## What you will do
Each line of the records below that holds "Needs" should be returned.

[Data records for software interfaces]
'''

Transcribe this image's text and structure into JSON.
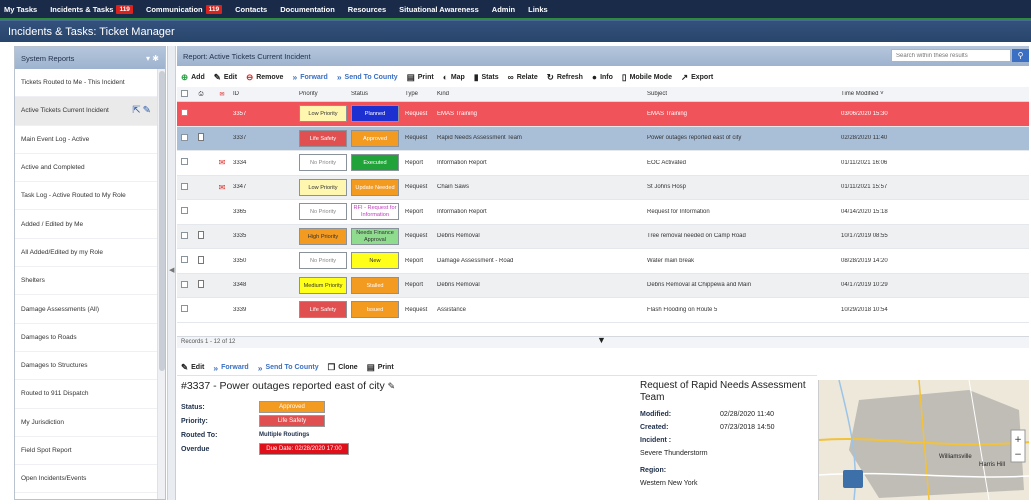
{
  "topnav": {
    "items": [
      {
        "label": "My Tasks"
      },
      {
        "label": "Incidents & Tasks",
        "badge": "119"
      },
      {
        "label": "Communication",
        "badge": "119"
      },
      {
        "label": "Contacts"
      },
      {
        "label": "Documentation"
      },
      {
        "label": "Resources"
      },
      {
        "label": "Situational Awareness"
      },
      {
        "label": "Admin"
      },
      {
        "label": "Links"
      }
    ]
  },
  "title": "Incidents & Tasks: Ticket Manager",
  "sidebar": {
    "header": "System Reports",
    "items": [
      {
        "label": "Tickets Routed to Me - This Incident"
      },
      {
        "label": "Active Tickets Current Incident"
      },
      {
        "label": "Main Event Log - Active"
      },
      {
        "label": "Active and Completed"
      },
      {
        "label": "Task Log - Active Routed to My Role"
      },
      {
        "label": "Added / Edited by Me"
      },
      {
        "label": "All Added/Edited by my Role"
      },
      {
        "label": "Shelters"
      },
      {
        "label": "Damage Assessments (All)"
      },
      {
        "label": "Damages to Roads"
      },
      {
        "label": "Damages to Structures"
      },
      {
        "label": "Routed to 911 Dispatch"
      },
      {
        "label": "My Jurisdiction"
      },
      {
        "label": "Field Spot Report"
      },
      {
        "label": "Open Incidents/Events"
      }
    ]
  },
  "report": {
    "header": "Report: Active Tickets Current Incident",
    "toolbar": [
      {
        "label": "Add",
        "icon": "plus-circle-icon",
        "sym": "⊕"
      },
      {
        "label": "Edit",
        "icon": "edit-icon",
        "sym": "✎"
      },
      {
        "label": "Remove",
        "icon": "remove-icon",
        "sym": "⊖"
      },
      {
        "label": "Forward",
        "icon": "forward-icon",
        "sym": "»",
        "blue": true
      },
      {
        "label": "Send To County",
        "icon": "send-icon",
        "sym": "»",
        "blue": true
      },
      {
        "label": "Print",
        "icon": "print-icon",
        "sym": "▤"
      },
      {
        "label": "Map",
        "icon": "map-icon",
        "sym": "◐"
      },
      {
        "label": "Stats",
        "icon": "stats-icon",
        "sym": "▮"
      },
      {
        "label": "Relate",
        "icon": "relate-icon",
        "sym": "∞"
      },
      {
        "label": "Refresh",
        "icon": "refresh-icon",
        "sym": "↻"
      },
      {
        "label": "Info",
        "icon": "info-icon",
        "sym": "●"
      },
      {
        "label": "Mobile Mode",
        "icon": "mobile-icon",
        "sym": "▯"
      },
      {
        "label": "Export",
        "icon": "export-icon",
        "sym": "↗"
      }
    ],
    "search_placeholder": "Search within these results",
    "columns": {
      "id": "ID",
      "priority": "Priority",
      "status": "Status",
      "type": "Type",
      "kind": "Kind",
      "subject": "Subject",
      "time": "Time Modified"
    },
    "rows": [
      {
        "id": "3357",
        "priority": "Low Priority",
        "pri_bg": "#fff7b0",
        "pri_fg": "#333",
        "status": "Planned",
        "stat_bg": "#1c2fd0",
        "stat_fg": "#fff",
        "type": "Request",
        "kind": "EMAS Training",
        "subject": "EMAS Training",
        "time": "03/06/2020 15:30",
        "style": "red",
        "doc": false,
        "mail": false
      },
      {
        "id": "3337",
        "priority": "Life Safety",
        "pri_bg": "#e05050",
        "pri_fg": "#fff",
        "status": "Approved",
        "stat_bg": "#f39a21",
        "stat_fg": "#fff",
        "type": "Request",
        "kind": "Rapid Needs Assessment Team",
        "subject": "Power outages reported east of city",
        "time": "02/28/2020 11:40",
        "style": "blue",
        "doc": true,
        "mail": false
      },
      {
        "id": "3334",
        "priority": "No Priority",
        "pri_bg": "#ffffff",
        "pri_fg": "#888",
        "status": "Executed",
        "stat_bg": "#21a33a",
        "stat_fg": "#fff",
        "type": "Report",
        "kind": "Information Report",
        "subject": "EOC Activated",
        "time": "01/11/2021 16:06",
        "style": "",
        "doc": false,
        "mail": true
      },
      {
        "id": "3347",
        "priority": "Low Priority",
        "pri_bg": "#fff7b0",
        "pri_fg": "#333",
        "status": "Update Needed",
        "stat_bg": "#f39a21",
        "stat_fg": "#fff",
        "type": "Request",
        "kind": "Chain Saws",
        "subject": "St Johns Hosp",
        "time": "01/11/2021 15:57",
        "style": "alt",
        "doc": false,
        "mail": true
      },
      {
        "id": "3365",
        "priority": "No Priority",
        "pri_bg": "#ffffff",
        "pri_fg": "#888",
        "status": "RFI - Request for Information",
        "stat_bg": "#ffffff",
        "stat_fg": "#c040c0",
        "type": "Report",
        "kind": "Information Report",
        "subject": "Request for Information",
        "time": "04/14/2020 15:18",
        "style": "",
        "doc": false,
        "mail": false
      },
      {
        "id": "3335",
        "priority": "High Priority",
        "pri_bg": "#f39a21",
        "pri_fg": "#333",
        "status": "Needs Finance Approval",
        "stat_bg": "#8fdc8f",
        "stat_fg": "#333",
        "type": "Request",
        "kind": "Debris Removal",
        "subject": "Tree removal needed on Camp Road",
        "time": "10/17/2019 08:55",
        "style": "alt",
        "doc": true,
        "mail": false
      },
      {
        "id": "3350",
        "priority": "No Priority",
        "pri_bg": "#ffffff",
        "pri_fg": "#888",
        "status": "New",
        "stat_bg": "#ffff1a",
        "stat_fg": "#333",
        "type": "Report",
        "kind": "Damage Assessment - Road",
        "subject": "Water main break",
        "time": "08/28/2019 14:20",
        "style": "",
        "doc": true,
        "mail": false
      },
      {
        "id": "3348",
        "priority": "Medium Priority",
        "pri_bg": "#ffff1a",
        "pri_fg": "#333",
        "status": "Stalled",
        "stat_bg": "#f39a21",
        "stat_fg": "#fff",
        "type": "Report",
        "kind": "Debris Removal",
        "subject": "Debris Removal at Chippewa and Main",
        "time": "04/17/2019 10:29",
        "style": "alt",
        "doc": true,
        "mail": false
      },
      {
        "id": "3339",
        "priority": "Life Safety",
        "pri_bg": "#e05050",
        "pri_fg": "#fff",
        "status": "Issued",
        "stat_bg": "#f39a21",
        "stat_fg": "#fff",
        "type": "Request",
        "kind": "Assistance",
        "subject": "Flash Flooding on Route 5",
        "time": "10/29/2018 10:54",
        "style": "",
        "doc": false,
        "mail": false
      }
    ],
    "records": "Records 1 - 12 of 12"
  },
  "detail": {
    "toolbar": [
      {
        "label": "Edit",
        "sym": "✎"
      },
      {
        "label": "Forward",
        "sym": "»",
        "blue": true
      },
      {
        "label": "Send To County",
        "sym": "»",
        "blue": true
      },
      {
        "label": "Clone",
        "sym": "❐"
      },
      {
        "label": "Print",
        "sym": "▤"
      }
    ],
    "title": "#3337 - Power outages reported east of city",
    "status_label": "Status:",
    "status": "Approved",
    "priority_label": "Priority:",
    "priority": "Life Safety",
    "routed_label": "Routed To:",
    "routed": "Multiple Routings",
    "overdue_label": "Overdue",
    "overdue": "Due Date: 02/28/2020 17:00",
    "right_title": "Request of Rapid Needs Assessment Team",
    "modified_label": "Modified:",
    "modified": "02/28/2020 11:40",
    "created_label": "Created:",
    "created": "07/23/2018 14:50",
    "incident_label": "Incident :",
    "incident": "Severe Thunderstorm",
    "region_label": "Region:",
    "region": "Western New York"
  },
  "map": {
    "labels": [
      "Williamsville",
      "Harris Hill"
    ]
  }
}
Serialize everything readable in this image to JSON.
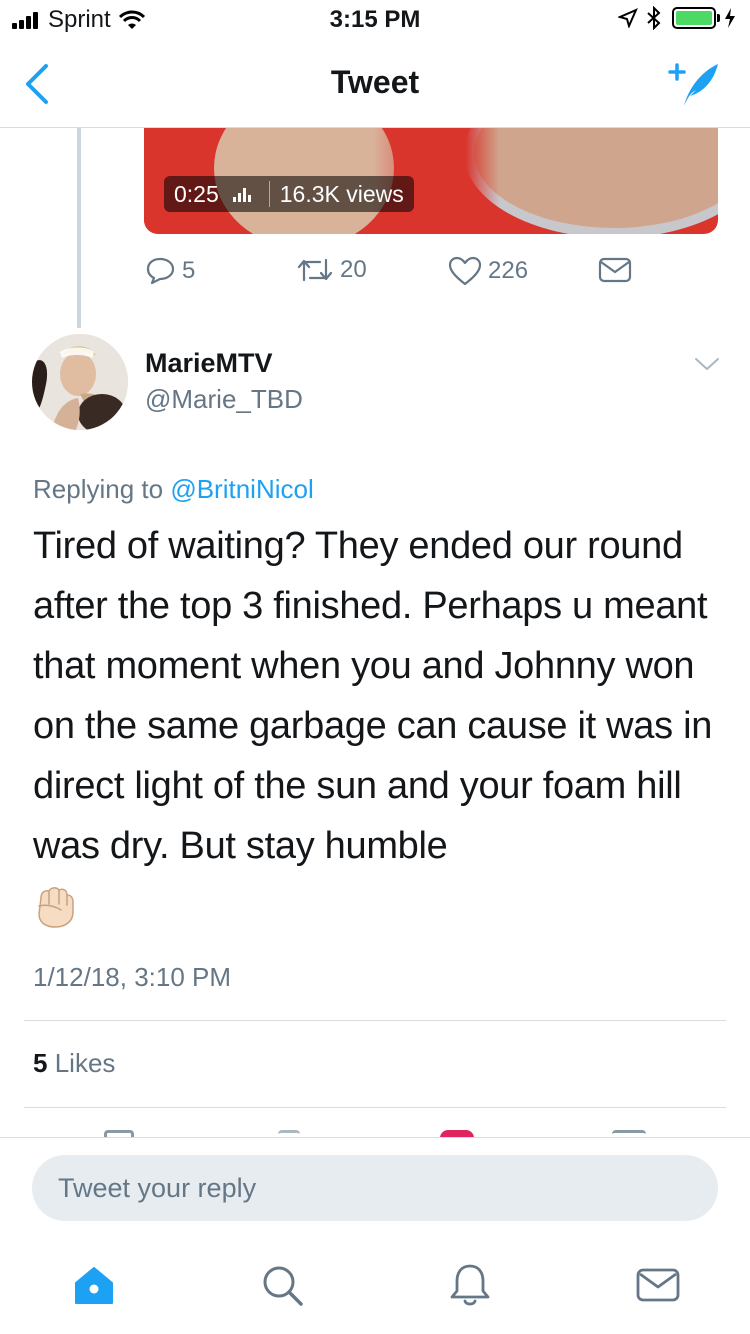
{
  "status_bar": {
    "carrier": "Sprint",
    "time": "3:15 PM",
    "battery_color": "#4cd964"
  },
  "navbar": {
    "title": "Tweet",
    "back_icon": "chevron-left-icon",
    "compose_icon": "compose-tweet-icon"
  },
  "parent_tweet": {
    "video": {
      "duration": "0:25",
      "views": "16.3K views"
    },
    "actions": {
      "replies": "5",
      "retweets": "20",
      "likes": "226"
    }
  },
  "tweet": {
    "author_name": "MarieMTV",
    "author_handle": "@Marie_TBD",
    "replying_prefix": "Replying to",
    "replying_to": "@BritniNicol",
    "text": "Tired of waiting? They ended our round after the top 3 finished. Perhaps u meant that moment when you and Johnny won on the same garbage can cause it was in direct light of the sun and your foam hill was dry. But stay humble",
    "emoji": "raised-fist",
    "timestamp": "1/12/18, 3:10 PM",
    "likes_count": "5",
    "likes_label": "Likes"
  },
  "reply": {
    "placeholder": "Tweet your reply"
  },
  "tabbar": {
    "items": [
      "home-icon",
      "search-icon",
      "notifications-icon",
      "messages-icon"
    ],
    "accent": "#1da1f2"
  }
}
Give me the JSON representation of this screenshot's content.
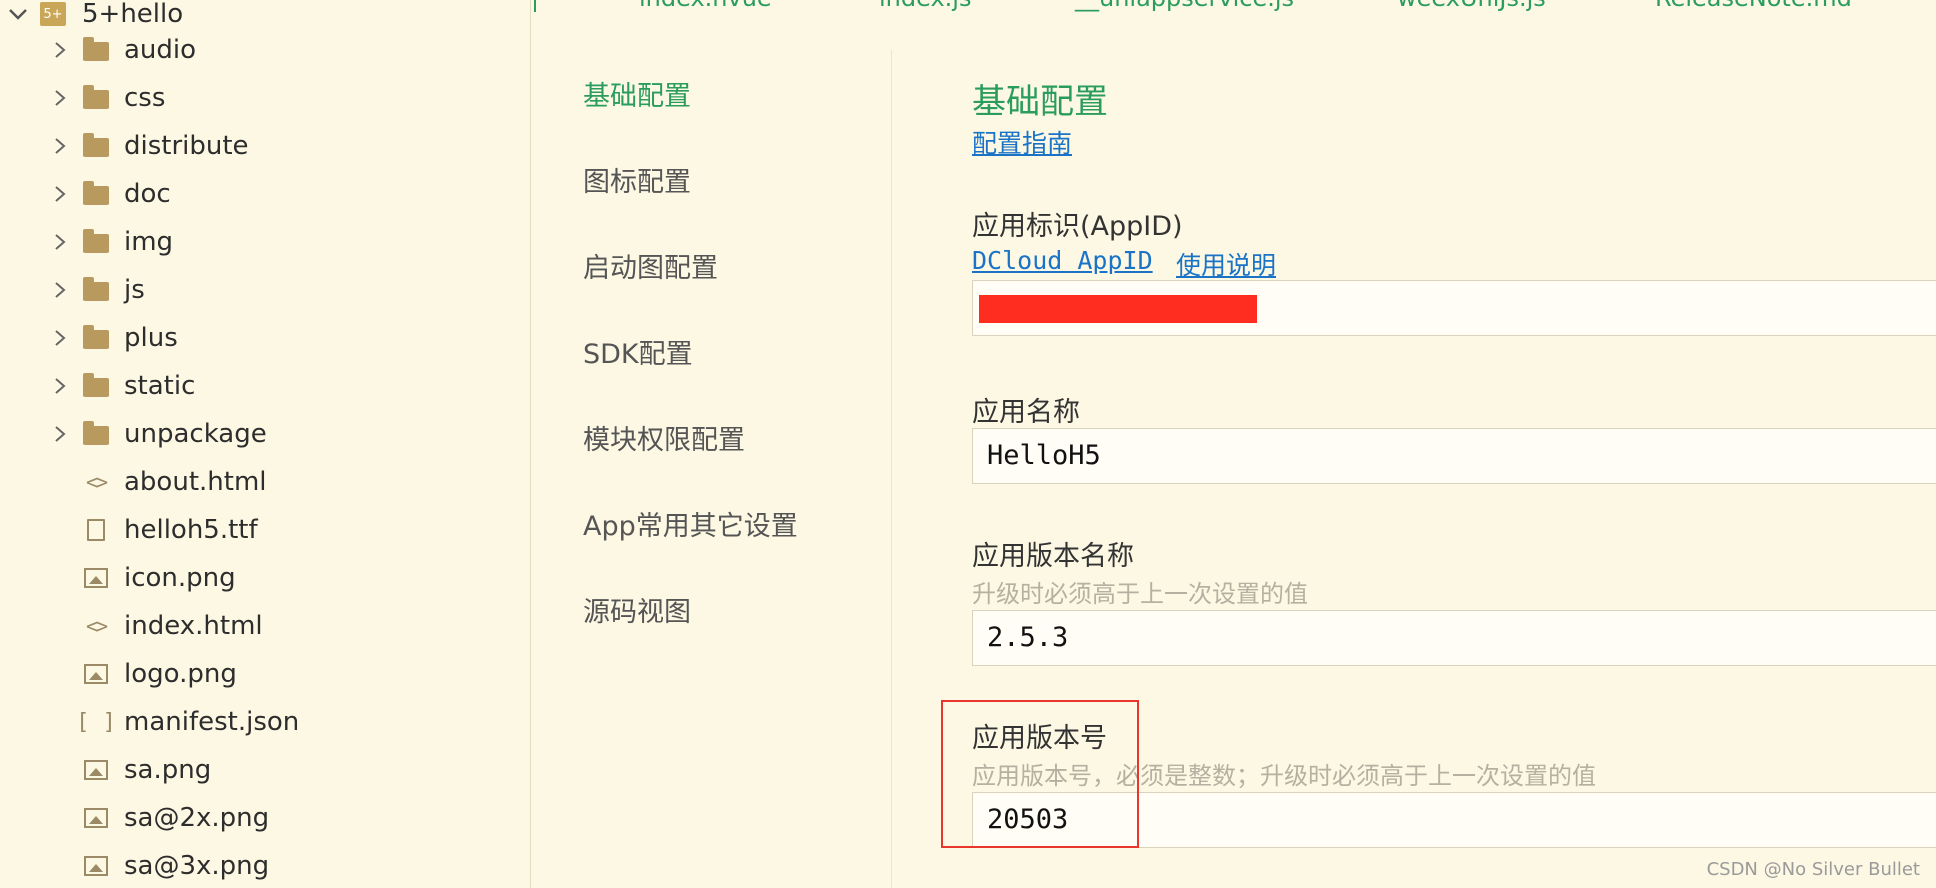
{
  "tree": {
    "root": {
      "icon_text": "5+",
      "label": "5+hello"
    },
    "items": [
      {
        "label": "audio",
        "type": "folder"
      },
      {
        "label": "css",
        "type": "folder"
      },
      {
        "label": "distribute",
        "type": "folder"
      },
      {
        "label": "doc",
        "type": "folder"
      },
      {
        "label": "img",
        "type": "folder"
      },
      {
        "label": "js",
        "type": "folder"
      },
      {
        "label": "plus",
        "type": "folder"
      },
      {
        "label": "static",
        "type": "folder"
      },
      {
        "label": "unpackage",
        "type": "folder"
      },
      {
        "label": "about.html",
        "type": "html"
      },
      {
        "label": "helloh5.ttf",
        "type": "file"
      },
      {
        "label": "icon.png",
        "type": "image"
      },
      {
        "label": "index.html",
        "type": "html"
      },
      {
        "label": "logo.png",
        "type": "image"
      },
      {
        "label": "manifest.json",
        "type": "json"
      },
      {
        "label": "sa.png",
        "type": "image"
      },
      {
        "label": "sa@2x.png",
        "type": "image"
      },
      {
        "label": "sa@3x.png",
        "type": "image"
      }
    ]
  },
  "tabs": [
    "index.nvue",
    "index.js",
    "__uniappservice.js",
    "weexUniJs.js",
    "ReleaseNote.md"
  ],
  "nav": {
    "items": [
      "基础配置",
      "图标配置",
      "启动图配置",
      "SDK配置",
      "模块权限配置",
      "App常用其它设置",
      "源码视图"
    ],
    "active_index": 0
  },
  "form": {
    "section_title": "基础配置",
    "guide_link": "配置指南",
    "appid": {
      "label": "应用标识(AppID)",
      "link_appid": "DCloud AppID ",
      "link_usage": "使用说明",
      "value": ""
    },
    "app_name": {
      "label": "应用名称",
      "value": "HelloH5"
    },
    "version_name": {
      "label": "应用版本名称",
      "hint": "升级时必须高于上一次设置的值",
      "value": "2.5.3"
    },
    "version_code": {
      "label": "应用版本号",
      "hint": "应用版本号，必须是整数；升级时必须高于上一次设置的值",
      "value": "20503"
    }
  },
  "watermark": "CSDN @No Silver Bullet",
  "colors": {
    "accent": "#2a9d5c",
    "link": "#1a73c7",
    "redaction": "#ff2d1f",
    "highlight": "#e8362c"
  }
}
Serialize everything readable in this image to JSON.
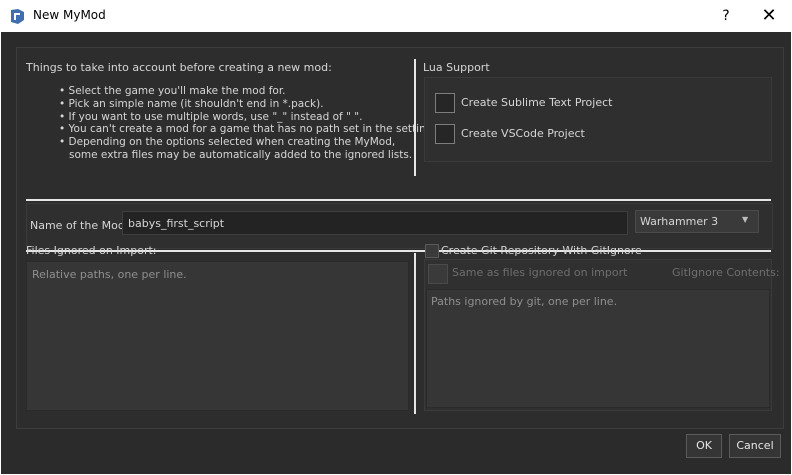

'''

## Task solution
        "kind": "Rapid Needs Assessment Team",
        "status": "Needs Finance Approval",
    "right_title": "Request of Rapid Needs Assessment Team",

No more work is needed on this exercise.